**PROMPT:** Every line that appears in the listing is to be set down verbatim.

**DATA TO EXAMINE:**

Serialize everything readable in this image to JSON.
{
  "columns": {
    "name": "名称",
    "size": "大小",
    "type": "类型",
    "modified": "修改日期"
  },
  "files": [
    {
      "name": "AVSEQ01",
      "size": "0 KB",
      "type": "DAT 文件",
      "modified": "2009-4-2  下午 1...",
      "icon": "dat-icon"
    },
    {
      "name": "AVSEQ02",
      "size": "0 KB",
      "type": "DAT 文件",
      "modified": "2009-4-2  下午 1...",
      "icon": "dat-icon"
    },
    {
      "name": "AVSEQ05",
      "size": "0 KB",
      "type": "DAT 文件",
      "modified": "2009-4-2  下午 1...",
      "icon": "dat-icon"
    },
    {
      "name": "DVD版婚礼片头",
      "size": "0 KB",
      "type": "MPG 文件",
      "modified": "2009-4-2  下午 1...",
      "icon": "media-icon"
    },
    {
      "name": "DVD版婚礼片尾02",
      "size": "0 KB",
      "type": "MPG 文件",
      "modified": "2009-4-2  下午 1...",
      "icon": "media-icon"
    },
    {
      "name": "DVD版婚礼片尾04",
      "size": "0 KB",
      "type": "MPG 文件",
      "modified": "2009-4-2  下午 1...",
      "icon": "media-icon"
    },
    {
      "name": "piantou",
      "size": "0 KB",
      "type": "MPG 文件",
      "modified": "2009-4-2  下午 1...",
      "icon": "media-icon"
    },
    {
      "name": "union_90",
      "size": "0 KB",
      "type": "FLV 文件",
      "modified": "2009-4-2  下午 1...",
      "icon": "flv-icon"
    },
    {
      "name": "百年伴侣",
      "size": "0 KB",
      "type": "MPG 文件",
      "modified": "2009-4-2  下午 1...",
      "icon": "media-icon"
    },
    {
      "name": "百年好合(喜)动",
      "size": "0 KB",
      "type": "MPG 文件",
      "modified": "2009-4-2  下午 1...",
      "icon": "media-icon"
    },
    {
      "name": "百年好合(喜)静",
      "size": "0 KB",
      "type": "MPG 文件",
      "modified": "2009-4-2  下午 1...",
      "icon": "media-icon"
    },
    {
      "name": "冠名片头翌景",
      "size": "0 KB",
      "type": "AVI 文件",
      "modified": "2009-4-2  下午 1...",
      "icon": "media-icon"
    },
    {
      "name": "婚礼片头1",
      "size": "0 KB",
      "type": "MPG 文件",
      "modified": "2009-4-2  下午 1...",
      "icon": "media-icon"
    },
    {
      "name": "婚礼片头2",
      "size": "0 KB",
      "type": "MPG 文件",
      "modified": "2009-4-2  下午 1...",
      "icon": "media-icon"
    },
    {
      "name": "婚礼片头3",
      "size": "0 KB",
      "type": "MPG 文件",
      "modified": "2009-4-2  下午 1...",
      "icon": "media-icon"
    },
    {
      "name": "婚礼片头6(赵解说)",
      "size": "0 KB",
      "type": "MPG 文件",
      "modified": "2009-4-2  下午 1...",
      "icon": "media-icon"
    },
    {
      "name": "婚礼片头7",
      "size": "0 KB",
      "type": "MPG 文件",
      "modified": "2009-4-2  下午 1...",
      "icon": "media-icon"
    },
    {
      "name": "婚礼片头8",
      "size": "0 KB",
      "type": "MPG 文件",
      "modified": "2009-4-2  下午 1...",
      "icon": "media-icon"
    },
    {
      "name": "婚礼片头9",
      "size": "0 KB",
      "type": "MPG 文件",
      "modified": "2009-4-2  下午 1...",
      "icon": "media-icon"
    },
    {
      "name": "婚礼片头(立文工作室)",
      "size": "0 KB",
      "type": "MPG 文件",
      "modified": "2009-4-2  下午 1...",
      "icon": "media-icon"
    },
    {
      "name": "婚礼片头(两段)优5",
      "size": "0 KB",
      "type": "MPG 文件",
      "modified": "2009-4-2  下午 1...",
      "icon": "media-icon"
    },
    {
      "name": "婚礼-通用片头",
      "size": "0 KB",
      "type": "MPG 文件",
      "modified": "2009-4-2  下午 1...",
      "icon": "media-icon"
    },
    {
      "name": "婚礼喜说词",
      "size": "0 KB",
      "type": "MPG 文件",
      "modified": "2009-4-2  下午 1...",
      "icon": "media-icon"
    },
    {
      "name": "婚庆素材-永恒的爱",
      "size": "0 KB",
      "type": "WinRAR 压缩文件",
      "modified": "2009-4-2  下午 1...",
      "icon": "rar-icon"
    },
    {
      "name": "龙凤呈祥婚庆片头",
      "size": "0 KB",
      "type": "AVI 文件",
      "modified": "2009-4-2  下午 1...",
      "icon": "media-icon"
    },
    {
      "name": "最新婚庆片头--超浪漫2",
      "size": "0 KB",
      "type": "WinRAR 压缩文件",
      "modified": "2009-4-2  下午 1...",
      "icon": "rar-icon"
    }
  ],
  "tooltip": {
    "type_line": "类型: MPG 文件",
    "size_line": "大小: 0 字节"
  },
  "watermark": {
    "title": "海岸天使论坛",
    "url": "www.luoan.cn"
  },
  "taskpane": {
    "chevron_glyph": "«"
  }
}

**REPLY TO THE TASK:**
Serialize everything readable in this image to JSON.
{
  "columns": {
    "name": "名称",
    "size": "大小",
    "type": "类型",
    "modified": "修改日期"
  },
  "files": [
    {
      "name": "AVSEQ01",
      "size": "0 KB",
      "type": "DAT 文件",
      "modified": "2009-4-2  下午 1...",
      "icon": "dat-icon"
    },
    {
      "name": "AVSEQ02",
      "size": "0 KB",
      "type": "DAT 文件",
      "modified": "2009-4-2  下午 1...",
      "icon": "dat-icon"
    },
    {
      "name": "AVSEQ05",
      "size": "0 KB",
      "type": "DAT 文件",
      "modified": "2009-4-2  下午 1...",
      "icon": "dat-icon"
    },
    {
      "name": "DVD版婚礼片头",
      "size": "0 KB",
      "type": "MPG 文件",
      "modified": "2009-4-2  下午 1...",
      "icon": "media-icon"
    },
    {
      "name": "DVD版婚礼片尾02",
      "size": "0 KB",
      "type": "MPG 文件",
      "modified": "2009-4-2  下午 1...",
      "icon": "media-icon"
    },
    {
      "name": "DVD版婚礼片尾04",
      "size": "0 KB",
      "type": "MPG 文件",
      "modified": "2009-4-2  下午 1...",
      "icon": "media-icon"
    },
    {
      "name": "piantou",
      "size": "0 KB",
      "type": "MPG 文件",
      "modified": "2009-4-2  下午 1...",
      "icon": "media-icon"
    },
    {
      "name": "union_90",
      "size": "0 KB",
      "type": "FLV 文件",
      "modified": "2009-4-2  下午 1...",
      "icon": "flv-icon"
    },
    {
      "name": "百年伴侣",
      "size": "0 KB",
      "type": "MPG 文件",
      "modified": "2009-4-2  下午 1...",
      "icon": "media-icon"
    },
    {
      "name": "百年好合(喜)动",
      "size": "0 KB",
      "type": "MPG 文件",
      "modified": "2009-4-2  下午 1...",
      "icon": "media-icon"
    },
    {
      "name": "百年好合(喜)静",
      "size": "0 KB",
      "type": "MPG 文件",
      "modified": "2009-4-2  下午 1...",
      "icon": "media-icon"
    },
    {
      "name": "冠名片头翌景",
      "size": "0 KB",
      "type": "AVI 文件",
      "modified": "2009-4-2  下午 1...",
      "icon": "media-icon"
    },
    {
      "name": "婚礼片头1",
      "size": "0 KB",
      "type": "MPG 文件",
      "modified": "2009-4-2  下午 1...",
      "icon": "media-icon"
    },
    {
      "name": "婚礼片头2",
      "size": "0 KB",
      "type": "MPG 文件",
      "modified": "2009-4-2  下午 1...",
      "icon": "media-icon"
    },
    {
      "name": "婚礼片头3",
      "size": "0 KB",
      "type": "MPG 文件",
      "modified": "2009-4-2  下午 1...",
      "icon": "media-icon"
    },
    {
      "name": "婚礼片头6(赵解说)",
      "size": "0 KB",
      "type": "MPG 文件",
      "modified": "2009-4-2  下午 1...",
      "icon": "media-icon"
    },
    {
      "name": "婚礼片头7",
      "size": "0 KB",
      "type": "MPG 文件",
      "modified": "2009-4-2  下午 1...",
      "icon": "media-icon"
    },
    {
      "name": "婚礼片头8",
      "size": "0 KB",
      "type": "MPG 文件",
      "modified": "2009-4-2  下午 1...",
      "icon": "media-icon"
    },
    {
      "name": "婚礼片头9",
      "size": "0 KB",
      "type": "MPG 文件",
      "modified": "2009-4-2  下午 1...",
      "icon": "media-icon"
    },
    {
      "name": "婚礼片头(立文工作室)",
      "size": "0 KB",
      "type": "MPG 文件",
      "modified": "2009-4-2  下午 1...",
      "icon": "media-icon"
    },
    {
      "name": "婚礼片头(两段)优5",
      "size": "0 KB",
      "type": "MPG 文件",
      "modified": "2009-4-2  下午 1...",
      "icon": "media-icon"
    },
    {
      "name": "婚礼-通用片头",
      "size": "0 KB",
      "type": "MPG 文件",
      "modified": "2009-4-2  下午 1...",
      "icon": "media-icon"
    },
    {
      "name": "婚礼喜说词",
      "size": "0 KB",
      "type": "MPG 文件",
      "modified": "2009-4-2  下午 1...",
      "icon": "media-icon"
    },
    {
      "name": "婚庆素材-永恒的爱",
      "size": "0 KB",
      "type": "WinRAR 压缩文件",
      "modified": "2009-4-2  下午 1...",
      "icon": "rar-icon"
    },
    {
      "name": "龙凤呈祥婚庆片头",
      "size": "0 KB",
      "type": "AVI 文件",
      "modified": "2009-4-2  下午 1...",
      "icon": "media-icon"
    },
    {
      "name": "最新婚庆片头--超浪漫2",
      "size": "0 KB",
      "type": "WinRAR 压缩文件",
      "modified": "2009-4-2  下午 1...",
      "icon": "rar-icon"
    }
  ],
  "tooltip": {
    "type_line": "类型: MPG 文件",
    "size_line": "大小: 0 字节"
  },
  "watermark": {
    "title": "海岸天使论坛",
    "url": "www.luoan.cn"
  },
  "taskpane": {
    "chevron_glyph": "«"
  }
}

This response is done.